App and web page records:

☆ ☆ ☆ ☆ ☆

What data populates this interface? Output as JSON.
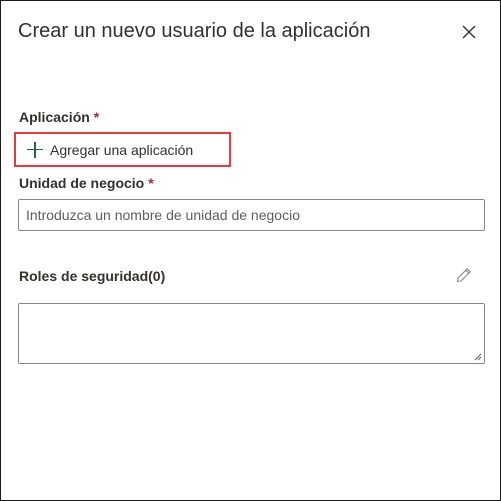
{
  "dialog": {
    "title": "Crear un nuevo usuario de la aplicación",
    "close_icon": "close-icon"
  },
  "application": {
    "label": "Aplicación",
    "required_marker": "*",
    "add_button_label": "Agregar una aplicación",
    "add_icon": "plus-icon",
    "highlight_color": "#e8393d"
  },
  "business_unit": {
    "label": "Unidad de negocio",
    "required_marker": "*",
    "value": "",
    "placeholder": "Introduzca un nombre de unidad de negocio"
  },
  "security_roles": {
    "label": "Roles de seguridad(0)",
    "edit_icon": "pencil-icon",
    "value": ""
  },
  "colors": {
    "required": "#a4262c",
    "text": "#323130",
    "border": "#8a8886"
  }
}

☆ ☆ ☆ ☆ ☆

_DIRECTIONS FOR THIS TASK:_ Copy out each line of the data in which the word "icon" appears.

_EXERCISE OUTPUT:_
    "close_icon": "close-icon"
    "add_icon": "plus-icon",
    "edit_icon": "pencil-icon",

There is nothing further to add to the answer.